Letter to Trotsky

Source: French Section of Marxists Internet Archive;
Translated: for marxists.org by Mitch Abidor, 2008;
CopyLeft: Creative Commons (Attribute & ShareAlike) marxists.org 2008.

March 13, 1920
Dear Friend:

I am taking a chance and confiding this hasty note to an American comrade. Will it reach you? I very much hope so.

What news can I give you that you don’t already have? You know that the socialist minority – I mean the fraction that marches with Loriot – has made much progress. Ours – the syndicalist minority – is much less apparent, but just as big, if not bigger.

At the Lyons Congress we had with us 588 unions, and among them those most powerful ones numerically. Our strength comes mostly from the railroad, metal and construction workers. As a sign of approval of the last strike, we hope to see our friends take the leadership of the railroad workers federation at the next congress at the end of April. In the metalworkers our numbers are strong in the largest centers, but Merrheim’s persistent influence and the springing up of numerous unions make the balance tip in the other direction.

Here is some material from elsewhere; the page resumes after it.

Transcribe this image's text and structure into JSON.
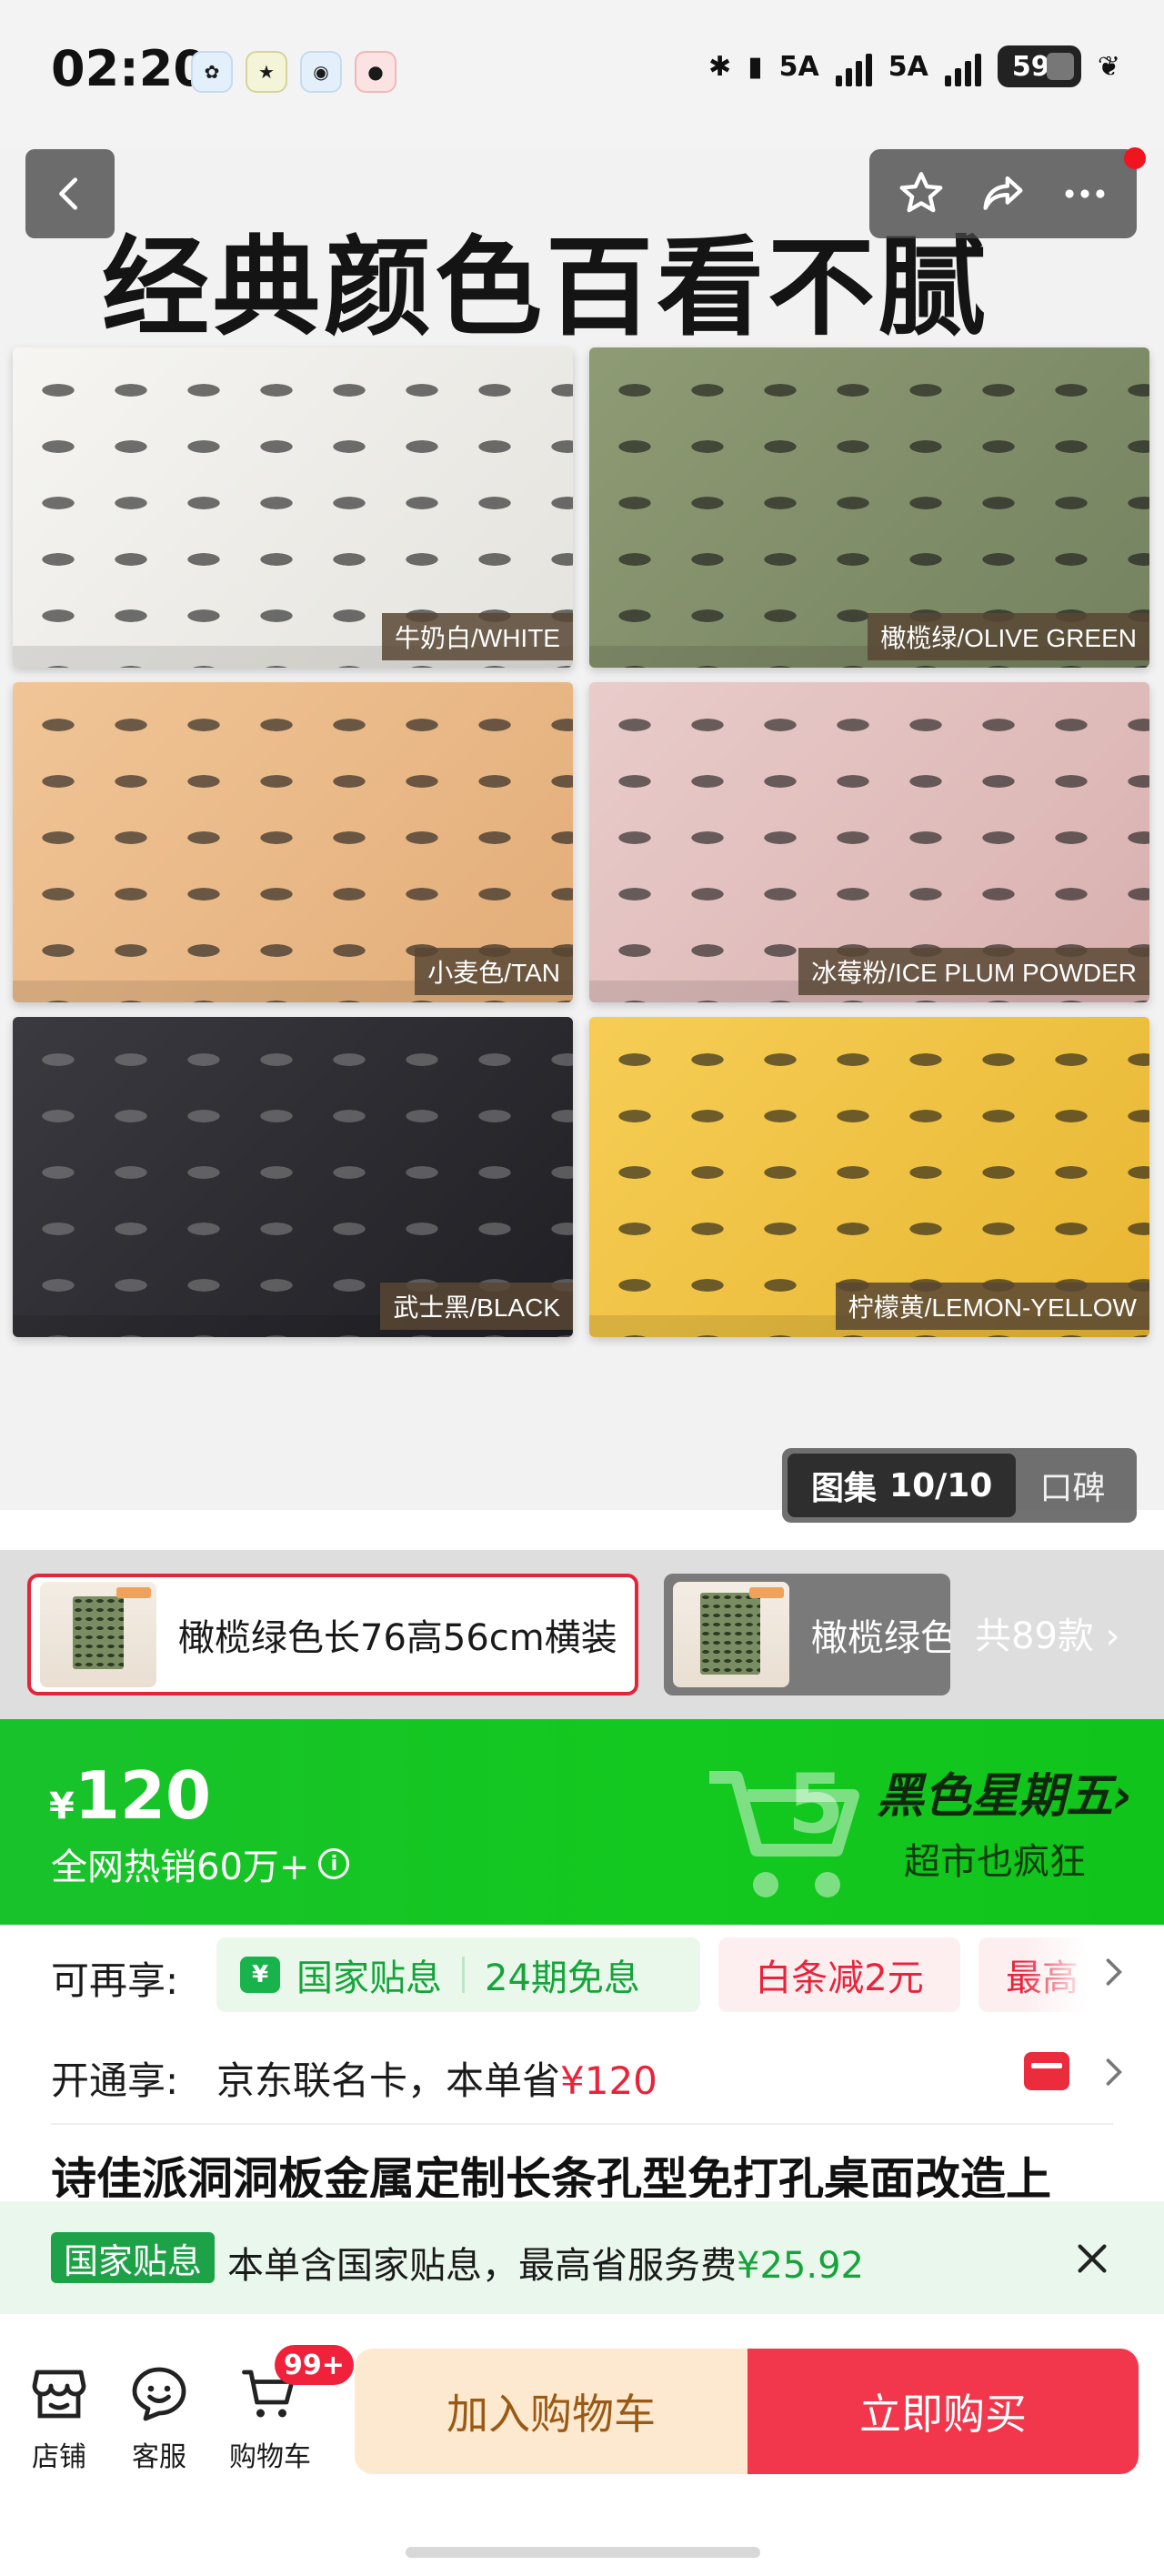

Nevertheless, we are very hopeful. We currently have much sympathy on all sides. The period is past where we were a handful, but the crystallization of our scattered forces is not yet accomplished. It will be the work of events whose occurrence will not be delayed.

The economic crisis, which worsens from month to month, and the bourgeoisie, increasingly aggressive, are rendering all reformist attempts impracticable, which is what is causing Jouhaux’s and Merrheim’s difficulties.

The French working class will soon rediscover its revolutionary spirit. Our ideas, today like yesterday, rest upon yours. You fight for yourself and for us. We fight for you and ourselves, ashamed to have not done more and for still being so weak. But better days will come. They are coming. Your triumph prepares and announces ours. The revolution will soon cease to be Russian and will become European. Think a bit about us, who think about you every hour of the day and night.

A hearty embrace, my dear Trotsky, for you and your family.

P.S. R[osmer]’s health isn’t good. He is currently in the Midi, in Toulon. He is doing a little better. I don’t know when he’ll be able to return to work.